Print the records below exactly as they appear.

[[ Working data open ]]

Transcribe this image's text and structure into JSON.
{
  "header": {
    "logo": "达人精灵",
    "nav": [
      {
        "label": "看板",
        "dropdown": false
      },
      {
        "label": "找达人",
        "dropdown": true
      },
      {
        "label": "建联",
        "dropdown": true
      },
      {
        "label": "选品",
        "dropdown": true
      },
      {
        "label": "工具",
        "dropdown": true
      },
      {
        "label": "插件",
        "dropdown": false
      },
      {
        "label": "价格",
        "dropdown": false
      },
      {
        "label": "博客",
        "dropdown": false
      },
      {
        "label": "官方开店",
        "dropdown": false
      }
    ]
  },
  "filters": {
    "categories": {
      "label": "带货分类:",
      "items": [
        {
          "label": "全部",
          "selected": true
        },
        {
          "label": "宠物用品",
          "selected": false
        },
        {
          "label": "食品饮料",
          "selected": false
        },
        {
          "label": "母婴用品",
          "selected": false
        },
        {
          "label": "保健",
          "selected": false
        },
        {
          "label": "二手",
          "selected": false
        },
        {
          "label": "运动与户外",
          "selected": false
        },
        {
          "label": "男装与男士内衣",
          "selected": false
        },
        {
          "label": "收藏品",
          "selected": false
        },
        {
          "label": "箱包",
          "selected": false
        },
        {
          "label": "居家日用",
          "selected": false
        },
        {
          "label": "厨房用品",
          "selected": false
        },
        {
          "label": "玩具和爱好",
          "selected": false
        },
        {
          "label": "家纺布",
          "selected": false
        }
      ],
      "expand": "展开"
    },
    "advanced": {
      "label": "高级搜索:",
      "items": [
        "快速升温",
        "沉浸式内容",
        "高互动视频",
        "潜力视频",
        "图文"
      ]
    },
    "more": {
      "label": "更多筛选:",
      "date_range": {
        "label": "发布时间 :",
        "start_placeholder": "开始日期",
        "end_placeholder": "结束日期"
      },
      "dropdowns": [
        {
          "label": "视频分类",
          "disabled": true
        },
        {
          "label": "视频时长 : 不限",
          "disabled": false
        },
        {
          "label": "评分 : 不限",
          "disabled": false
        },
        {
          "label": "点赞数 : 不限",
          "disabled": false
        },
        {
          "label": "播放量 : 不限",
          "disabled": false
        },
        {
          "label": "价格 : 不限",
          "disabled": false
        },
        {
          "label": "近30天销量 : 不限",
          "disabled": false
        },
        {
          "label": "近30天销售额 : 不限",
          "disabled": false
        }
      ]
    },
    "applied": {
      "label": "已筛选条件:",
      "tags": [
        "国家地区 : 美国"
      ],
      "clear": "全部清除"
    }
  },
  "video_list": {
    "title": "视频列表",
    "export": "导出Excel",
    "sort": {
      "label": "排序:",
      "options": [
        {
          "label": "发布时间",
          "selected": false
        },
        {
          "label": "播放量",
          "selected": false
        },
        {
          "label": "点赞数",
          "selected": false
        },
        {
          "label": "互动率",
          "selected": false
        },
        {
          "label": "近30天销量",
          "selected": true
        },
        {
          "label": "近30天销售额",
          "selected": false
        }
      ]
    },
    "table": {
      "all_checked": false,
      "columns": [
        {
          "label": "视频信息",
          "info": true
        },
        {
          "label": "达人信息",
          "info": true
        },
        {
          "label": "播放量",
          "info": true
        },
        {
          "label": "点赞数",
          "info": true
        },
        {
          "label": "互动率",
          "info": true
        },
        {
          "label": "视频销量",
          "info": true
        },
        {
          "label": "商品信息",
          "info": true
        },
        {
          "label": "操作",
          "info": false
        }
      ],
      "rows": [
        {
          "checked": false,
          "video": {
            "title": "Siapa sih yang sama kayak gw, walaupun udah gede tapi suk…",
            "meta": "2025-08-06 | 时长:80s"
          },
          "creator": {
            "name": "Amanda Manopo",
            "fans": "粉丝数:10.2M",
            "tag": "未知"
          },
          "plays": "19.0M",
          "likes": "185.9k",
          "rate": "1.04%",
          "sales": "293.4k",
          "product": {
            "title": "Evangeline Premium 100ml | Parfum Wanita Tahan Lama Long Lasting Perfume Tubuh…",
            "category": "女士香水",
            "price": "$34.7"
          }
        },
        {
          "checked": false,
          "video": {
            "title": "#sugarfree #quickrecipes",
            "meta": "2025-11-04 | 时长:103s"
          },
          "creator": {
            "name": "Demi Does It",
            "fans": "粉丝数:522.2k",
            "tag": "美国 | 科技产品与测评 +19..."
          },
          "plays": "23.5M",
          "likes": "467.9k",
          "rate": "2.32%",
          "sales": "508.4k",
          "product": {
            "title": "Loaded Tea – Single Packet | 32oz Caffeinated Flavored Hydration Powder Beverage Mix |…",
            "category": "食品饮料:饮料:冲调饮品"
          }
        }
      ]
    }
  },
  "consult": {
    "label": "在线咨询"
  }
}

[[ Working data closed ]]

**Response below:**
Transcribe this image's text and structure into JSON.
{
  "header": {
    "logo": "达人精灵",
    "nav": [
      {
        "label": "看板",
        "dropdown": false
      },
      {
        "label": "找达人",
        "dropdown": true
      },
      {
        "label": "建联",
        "dropdown": true
      },
      {
        "label": "选品",
        "dropdown": true
      },
      {
        "label": "工具",
        "dropdown": true
      },
      {
        "label": "插件",
        "dropdown": false
      },
      {
        "label": "价格",
        "dropdown": false
      },
      {
        "label": "博客",
        "dropdown": false
      },
      {
        "label": "官方开店",
        "dropdown": false
      }
    ]
  },
  "filters": {
    "categories": {
      "label": "带货分类:",
      "items": [
        {
          "label": "全部",
          "selected": true
        },
        {
          "label": "宠物用品",
          "selected": false
        },
        {
          "label": "食品饮料",
          "selected": false
        },
        {
          "label": "母婴用品",
          "selected": false
        },
        {
          "label": "保健",
          "selected": false
        },
        {
          "label": "二手",
          "selected": false
        },
        {
          "label": "运动与户外",
          "selected": false
        },
        {
          "label": "男装与男士内衣",
          "selected": false
        },
        {
          "label": "收藏品",
          "selected": false
        },
        {
          "label": "箱包",
          "selected": false
        },
        {
          "label": "居家日用",
          "selected": false
        },
        {
          "label": "厨房用品",
          "selected": false
        },
        {
          "label": "玩具和爱好",
          "selected": false
        },
        {
          "label": "家纺布",
          "selected": false
        }
      ],
      "expand": "展开"
    },
    "advanced": {
      "label": "高级搜索:",
      "items": [
        "快速升温",
        "沉浸式内容",
        "高互动视频",
        "潜力视频",
        "图文"
      ]
    },
    "more": {
      "label": "更多筛选:",
      "date_range": {
        "label": "发布时间 :",
        "start_placeholder": "开始日期",
        "end_placeholder": "结束日期"
      },
      "dropdowns": [
        {
          "label": "视频分类",
          "disabled": true
        },
        {
          "label": "视频时长 : 不限",
          "disabled": false
        },
        {
          "label": "评分 : 不限",
          "disabled": false
        },
        {
          "label": "点赞数 : 不限",
          "disabled": false
        },
        {
          "label": "播放量 : 不限",
          "disabled": false
        },
        {
          "label": "价格 : 不限",
          "disabled": false
        },
        {
          "label": "近30天销量 : 不限",
          "disabled": false
        },
        {
          "label": "近30天销售额 : 不限",
          "disabled": false
        }
      ]
    },
    "applied": {
      "label": "已筛选条件:",
      "tags": [
        "国家地区 : 美国"
      ],
      "clear": "全部清除"
    }
  },
  "video_list": {
    "title": "视频列表",
    "export": "导出Excel",
    "sort": {
      "label": "排序:",
      "options": [
        {
          "label": "发布时间",
          "selected": false
        },
        {
          "label": "播放量",
          "selected": false
        },
        {
          "label": "点赞数",
          "selected": false
        },
        {
          "label": "互动率",
          "selected": false
        },
        {
          "label": "近30天销量",
          "selected": true
        },
        {
          "label": "近30天销售额",
          "selected": false
        }
      ]
    },
    "table": {
      "all_checked": false,
      "columns": [
        {
          "label": "视频信息",
          "info": true
        },
        {
          "label": "达人信息",
          "info": true
        },
        {
          "label": "播放量",
          "info": true
        },
        {
          "label": "点赞数",
          "info": true
        },
        {
          "label": "互动率",
          "info": true
        },
        {
          "label": "视频销量",
          "info": true
        },
        {
          "label": "商品信息",
          "info": true
        },
        {
          "label": "操作",
          "info": false
        }
      ],
      "rows": [
        {
          "checked": false,
          "video": {
            "title": "Siapa sih yang sama kayak gw, walaupun udah gede tapi suk…",
            "meta": "2025-08-06 | 时长:80s"
          },
          "creator": {
            "name": "Amanda Manopo",
            "fans": "粉丝数:10.2M",
            "tag": "未知"
          },
          "plays": "19.0M",
          "likes": "185.9k",
          "rate": "1.04%",
          "sales": "293.4k",
          "product": {
            "title": "Evangeline Premium 100ml | Parfum Wanita Tahan Lama Long Lasting Perfume Tubuh…",
            "category": "女士香水",
            "price": "$34.7"
          }
        },
        {
          "checked": false,
          "video": {
            "title": "#sugarfree #quickrecipes",
            "meta": "2025-11-04 | 时长:103s"
          },
          "creator": {
            "name": "Demi Does It",
            "fans": "粉丝数:522.2k",
            "tag": "美国 | 科技产品与测评 +19..."
          },
          "plays": "23.5M",
          "likes": "467.9k",
          "rate": "2.32%",
          "sales": "508.4k",
          "product": {
            "title": "Loaded Tea – Single Packet | 32oz Caffeinated Flavored Hydration Powder Beverage Mix |…",
            "category": "食品饮料:饮料:冲调饮品"
          }
        }
      ]
    }
  },
  "consult": {
    "label": "在线咨询"
  }
}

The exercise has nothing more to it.